Following our public display of disdain for each other I figured I was as good as fired. I grovelled over the frustration of having to leave the lodge early but the owners also knew they had an asset to keep on board if possible. The clients liked me and I clearly loved my job – it was just Norm that I couldn’t stand. Tough shit, kid – you’re gonna meet a lot more Norms in your life. That was the sage advice Sally gave me – and of course she was right. He was the worst I had ever dealt with, but he taught me how to identify his type as I navigated my life thereafter. Norm was what I now consider to be a necessary evil in life – he was inexplicably yet strategically placed in my path as an immovable object that conjured up humility and confidence. He represented every critic I’d ever tried to discount or ignore in my life but he was inescapable. It forced me to deal with my flaws and to understand that I was indeed fallible and disposable. It was simply time for me to learn how to get along better.

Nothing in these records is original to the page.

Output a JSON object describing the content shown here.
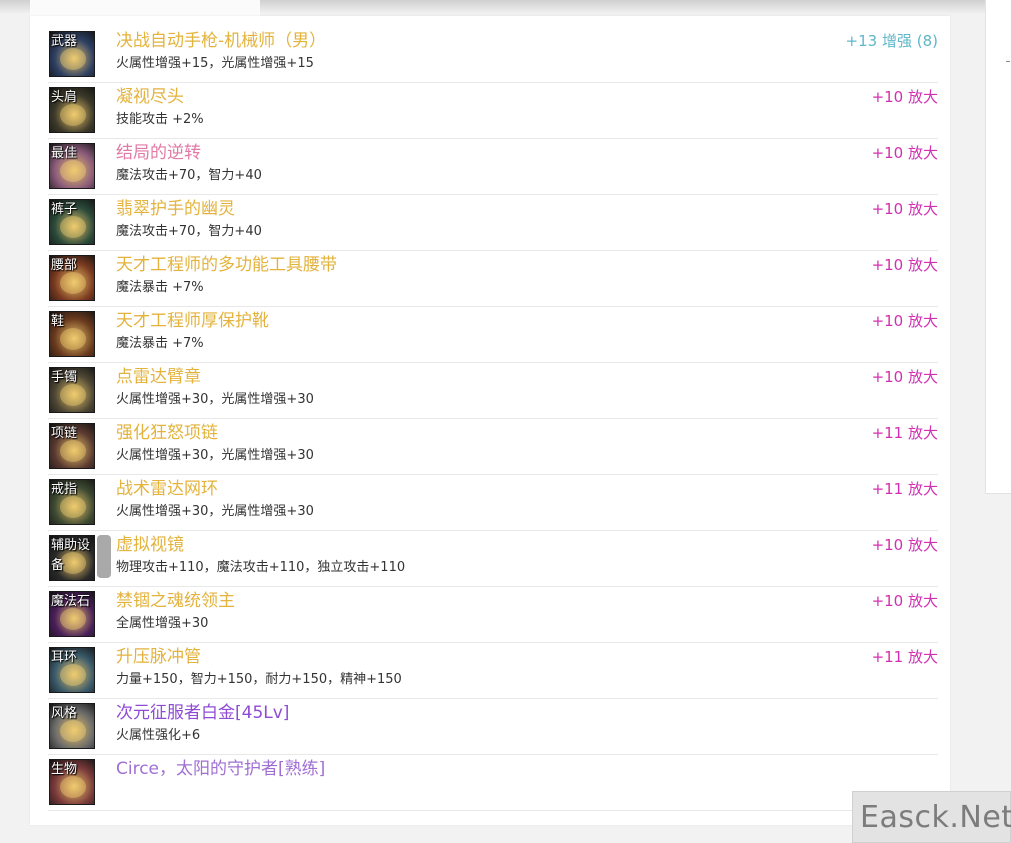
{
  "colors": {
    "gold": "#e3b33c",
    "pink": "#d12fb1",
    "teal": "#5fb7c9",
    "purple": "#8f4bd6",
    "lavender": "#a06fd4"
  },
  "items": [
    {
      "slot": "武器",
      "name": "决战自动手枪-机械师（男）",
      "attr": "火属性增强+15，光属性增强+15",
      "enhance": "+13 增强 (8)",
      "name_color": "#e3b33c",
      "enh_color": "#5fb7c9",
      "icon_color": "#2d3f63"
    },
    {
      "slot": "头肩",
      "name": "凝视尽头",
      "attr": "技能攻击 +2%",
      "enhance": "+10 放大",
      "name_color": "#e3b33c",
      "enh_color": "#d12fb1",
      "icon_color": "#3d3a2a"
    },
    {
      "slot": "最佳",
      "name": "结局的逆转",
      "attr": "魔法攻击+70，智力+40",
      "enhance": "+10 放大",
      "name_color": "#e07aa6",
      "enh_color": "#d12fb1",
      "icon_color": "#8a5a7a"
    },
    {
      "slot": "裤子",
      "name": "翡翠护手的幽灵",
      "attr": "魔法攻击+70，智力+40",
      "enhance": "+10 放大",
      "name_color": "#e3b33c",
      "enh_color": "#d12fb1",
      "icon_color": "#2b4a3a"
    },
    {
      "slot": "腰部",
      "name": "天才工程师的多功能工具腰带",
      "attr": "魔法暴击 +7%",
      "enhance": "+10 放大",
      "name_color": "#e3b33c",
      "enh_color": "#d12fb1",
      "icon_color": "#7a3a20"
    },
    {
      "slot": "鞋",
      "name": "天才工程师厚保护靴",
      "attr": "魔法暴击 +7%",
      "enhance": "+10 放大",
      "name_color": "#e3b33c",
      "enh_color": "#d12fb1",
      "icon_color": "#6a3a1e"
    },
    {
      "slot": "手镯",
      "name": "点雷达臂章",
      "attr": "火属性增强+30，光属性增强+30",
      "enhance": "+10 放大",
      "name_color": "#e3b33c",
      "enh_color": "#d12fb1",
      "icon_color": "#4d4634"
    },
    {
      "slot": "项链",
      "name": "强化狂怒项链",
      "attr": "火属性增强+30，光属性增强+30",
      "enhance": "+11 放大",
      "name_color": "#e3b33c",
      "enh_color": "#d12fb1",
      "icon_color": "#5a3a30"
    },
    {
      "slot": "戒指",
      "name": "战术雷达网环",
      "attr": "火属性增强+30，光属性增强+30",
      "enhance": "+11 放大",
      "name_color": "#e3b33c",
      "enh_color": "#d12fb1",
      "icon_color": "#3e4a32"
    },
    {
      "slot": "辅助设备",
      "name": "虚拟视镜",
      "attr": "物理攻击+110，魔法攻击+110，独立攻击+110",
      "enhance": "+10 放大",
      "name_color": "#e3b33c",
      "enh_color": "#d12fb1",
      "icon_color": "#2a2a2a"
    },
    {
      "slot": "魔法石",
      "name": "禁锢之魂统领主",
      "attr": "全属性增强+30",
      "enhance": "+10 放大",
      "name_color": "#e3b33c",
      "enh_color": "#d12fb1",
      "icon_color": "#4a1f5a"
    },
    {
      "slot": "耳环",
      "name": "升压脉冲管",
      "attr": "力量+150，智力+150，耐力+150，精神+150",
      "enhance": "+11 放大",
      "name_color": "#e3b33c",
      "enh_color": "#d12fb1",
      "icon_color": "#3a5a6a"
    },
    {
      "slot": "风格",
      "name": "次元征服者白金[45Lv]",
      "attr": "火属性强化+6",
      "enhance": "",
      "name_color": "#8f4bd6",
      "enh_color": "#d12fb1",
      "icon_color": "#6a6a6a"
    },
    {
      "slot": "生物",
      "name": "Circe，太阳的守护者[熟练]",
      "attr": "",
      "enhance": "",
      "name_color": "#a06fd4",
      "enh_color": "#d12fb1",
      "icon_color": "#7a3a3a"
    }
  ],
  "watermark": "Easck.Net"
}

I never saw anyone from URL again after that summer. I informed the owners that I would guarantee my return if they could promise Norm was finished – but they were right to refuse such a pompous proposition. Norm was reliable if not shy of insufferable, and he could catch fish. I could catch fish too, but at the end of the day clients weren’t coming to Alaska to meet gregarious guides – they were coming to feed an addiction.